In my dreams I can fly.

I usually start out flapping my arms, just skimming the ground and then I catch the wind and swoop up through the trees and then I usually get tangled in the power lines…
It’s my favorite dream, especially when I avoid the entanglement part and make it up, up and away.

Some people say that if God intended us to fly he would have given us wings.
The earliest recorded Christian writing says otherwise. The sky is our destiny. We hear from that earliest Christian memory and writing today, Paul’s first letter to the Thessalonians.
A letter of hope beyond reason in the face of death and grief and disappointment.

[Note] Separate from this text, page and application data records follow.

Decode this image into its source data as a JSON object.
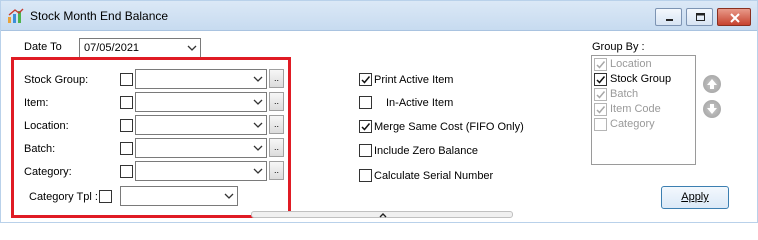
{
  "window": {
    "title": "Stock Month End Balance",
    "icon": "stock-report-icon",
    "controls": [
      "minimize-icon",
      "restore-icon",
      "close-icon"
    ]
  },
  "date_to": {
    "label": "Date To",
    "value": "07/05/2021"
  },
  "filters": [
    {
      "label": "Stock Group:",
      "checked": false,
      "value": ""
    },
    {
      "label": "Item:",
      "checked": false,
      "value": ""
    },
    {
      "label": "Location:",
      "checked": false,
      "value": ""
    },
    {
      "label": "Batch:",
      "checked": false,
      "value": ""
    },
    {
      "label": "Category:",
      "checked": false,
      "value": ""
    }
  ],
  "filter_lookup_label": "..",
  "category_tpl": {
    "label": "Category Tpl :",
    "checked": false,
    "value": ""
  },
  "options": [
    {
      "label": "Print Active Item",
      "checked": true
    },
    {
      "label": "In-Active Item",
      "checked": false
    },
    {
      "label": "Merge Same Cost (FIFO Only)",
      "checked": true
    },
    {
      "label": "Include Zero Balance",
      "checked": false
    },
    {
      "label": "Calculate Serial Number",
      "checked": false
    }
  ],
  "group_by": {
    "label": "Group By :",
    "items": [
      {
        "label": "Location",
        "checked": true,
        "enabled": false
      },
      {
        "label": "Stock Group",
        "checked": true,
        "enabled": true
      },
      {
        "label": "Batch",
        "checked": true,
        "enabled": false
      },
      {
        "label": "Item Code",
        "checked": true,
        "enabled": false
      },
      {
        "label": "Category",
        "checked": false,
        "enabled": false
      }
    ],
    "move_up_icon": "arrow-up-icon",
    "move_down_icon": "arrow-down-icon"
  },
  "apply_label": "Apply",
  "colors": {
    "highlight": "#e01b24",
    "titlebar": "#c7dbf0",
    "apply_border": "#3c7fb1"
  }
}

Some early American revival traditions spoke of this chapter as the Rapture, combining it with some other unrelated passages of scripture, creating an event where the good guys are scooped up and the bad guys are left behind.

That reading usually trivializes God’s judgment with self-righteousness and misses out on the intention of Paul’s writing.
But rapture is a good word, we are held in rapt attention, our hope is filled with rapture, a delight beyond expression.

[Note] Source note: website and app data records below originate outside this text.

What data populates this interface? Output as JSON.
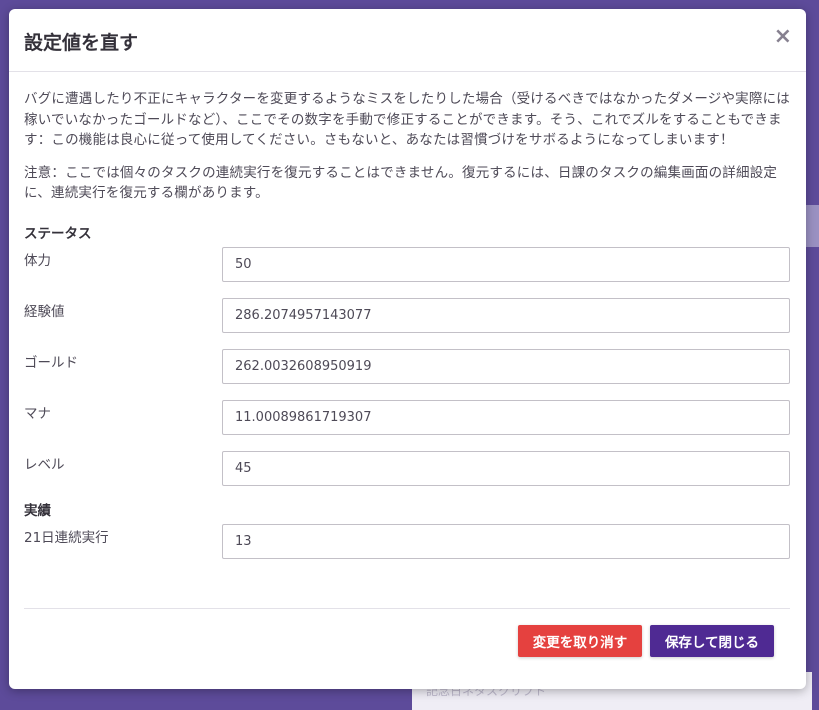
{
  "modal": {
    "title": "設定値を直す",
    "close_symbol": "×",
    "description": "バグに遭遇したり不正にキャラクターを変更するようなミスをしたりした場合（受けるべきではなかったダメージや実際には稼いでいなかったゴールドなど）、ここでその数字を手動で修正することができます。そう、これでズルをすることもできます：この機能は良心に従って使用してください。さもないと、あなたは習慣づけをサボるようになってしまいます！",
    "note": "注意：ここでは個々のタスクの連続実行を復元することはできません。復元するには、日課のタスクの編集画面の詳細設定に、連続実行を復元する欄があります。"
  },
  "stats": {
    "section_title": "ステータス",
    "health_label": "体力",
    "health_value": "50",
    "experience_label": "経験値",
    "experience_value": "286.2074957143077",
    "gold_label": "ゴールド",
    "gold_value": "262.0032608950919",
    "mana_label": "マナ",
    "mana_value": "11.00089861719307",
    "level_label": "レベル",
    "level_value": "45"
  },
  "achievements": {
    "section_title": "実績",
    "streak_label": "21日連続実行",
    "streak_value": "13"
  },
  "footer": {
    "cancel_label": "変更を取り消す",
    "save_label": "保存して閉じる"
  },
  "background": {
    "partial_text": "記念日ネタスクリプト"
  },
  "colors": {
    "cancel": "#e5413f",
    "save": "#4f2a93",
    "backdrop": "#5d4b9a"
  }
}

The Resurrection, the return of Jesus, the judgment, the restoration, the renewal of creation. That is what Paul is writing about. Do not lose hope. God is setting creation right again in the resurrection of Jesus, which we share in, which elevates our souls and bodies.

We begin today a short apocalyptic season, the last three Sundays of the Christian year and the first Sunday of the next year when Advent begins. Four Sundays that have the full weight of time and timeliness, the passing of time, the ending of time, the fulfillment of time. A season of unveiling the purpose and goal of all that is.
We hear today of hope, the hope that flies. We hear of waiting, of being ready, of being awake and attentive, of being prepared. We hear of the wise who are ready and the foolish that are not.

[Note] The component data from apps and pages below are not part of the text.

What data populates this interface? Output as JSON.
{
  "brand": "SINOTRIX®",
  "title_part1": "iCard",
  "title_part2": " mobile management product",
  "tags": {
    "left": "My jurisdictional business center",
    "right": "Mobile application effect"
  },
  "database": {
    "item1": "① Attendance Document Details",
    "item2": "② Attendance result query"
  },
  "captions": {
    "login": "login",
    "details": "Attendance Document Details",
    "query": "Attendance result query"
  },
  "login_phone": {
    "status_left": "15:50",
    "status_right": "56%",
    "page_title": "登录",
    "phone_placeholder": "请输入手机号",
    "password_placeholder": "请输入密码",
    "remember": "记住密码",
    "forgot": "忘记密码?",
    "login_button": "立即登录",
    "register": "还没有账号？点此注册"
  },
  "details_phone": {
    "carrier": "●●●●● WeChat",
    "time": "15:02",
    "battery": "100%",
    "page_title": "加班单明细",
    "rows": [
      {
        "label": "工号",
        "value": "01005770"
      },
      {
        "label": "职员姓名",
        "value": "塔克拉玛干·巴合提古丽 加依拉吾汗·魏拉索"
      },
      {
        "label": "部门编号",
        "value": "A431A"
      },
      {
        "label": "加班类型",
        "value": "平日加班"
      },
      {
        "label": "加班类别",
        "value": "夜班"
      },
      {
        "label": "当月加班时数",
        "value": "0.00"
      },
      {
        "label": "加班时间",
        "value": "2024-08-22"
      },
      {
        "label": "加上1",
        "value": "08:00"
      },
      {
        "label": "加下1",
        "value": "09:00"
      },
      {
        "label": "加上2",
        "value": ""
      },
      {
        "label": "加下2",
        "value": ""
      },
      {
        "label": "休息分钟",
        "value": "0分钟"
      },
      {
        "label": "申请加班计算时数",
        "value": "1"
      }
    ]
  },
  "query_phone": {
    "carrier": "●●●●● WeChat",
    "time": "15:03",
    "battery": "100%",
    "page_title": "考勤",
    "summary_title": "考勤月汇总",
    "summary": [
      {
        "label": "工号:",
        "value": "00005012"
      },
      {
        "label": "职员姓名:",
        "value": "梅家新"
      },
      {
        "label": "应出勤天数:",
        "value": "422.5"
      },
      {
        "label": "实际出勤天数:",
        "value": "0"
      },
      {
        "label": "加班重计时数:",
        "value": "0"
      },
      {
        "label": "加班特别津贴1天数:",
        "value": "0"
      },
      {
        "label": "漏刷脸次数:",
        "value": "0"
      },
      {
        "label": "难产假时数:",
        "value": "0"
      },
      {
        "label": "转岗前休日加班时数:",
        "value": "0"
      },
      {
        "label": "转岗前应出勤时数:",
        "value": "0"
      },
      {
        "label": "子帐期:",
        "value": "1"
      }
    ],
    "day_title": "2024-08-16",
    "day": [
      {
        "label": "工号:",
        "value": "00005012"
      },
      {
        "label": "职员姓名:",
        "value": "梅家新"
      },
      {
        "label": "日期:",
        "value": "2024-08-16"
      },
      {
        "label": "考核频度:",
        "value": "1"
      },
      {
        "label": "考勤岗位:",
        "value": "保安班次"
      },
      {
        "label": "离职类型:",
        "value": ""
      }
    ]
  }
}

There is an infection of seriousness that has infested this world, this country and the faith of many believers. Satan fell by force of his own gravity, by taking himself so seriously, he was very grave.

The Gospel brings levity to the world, elevation, soaring flight, resurrection, ascension, it is what Paul calls being informed by hope, a hope that is stronger than death.

Do not be uninformed. That is Paul’s warning. Don’t fall for the stupidity of gravity and self-seriousness.
When the world offers up terror, fear, opportunism, and predation, the Gospel brings hope, rapture, love, and freedom.
Beware the self-indulgence of the fearful, the angry, the violent and those who profit from their depravity.
Do not be uninformed, bring hope, rapture, love, and freedom. Bring levity.
Be the opposite of a terrorist with their terrorism.
Be Rapturists, with rapturism.
Be wise, forsake foolishness. Learn to fly.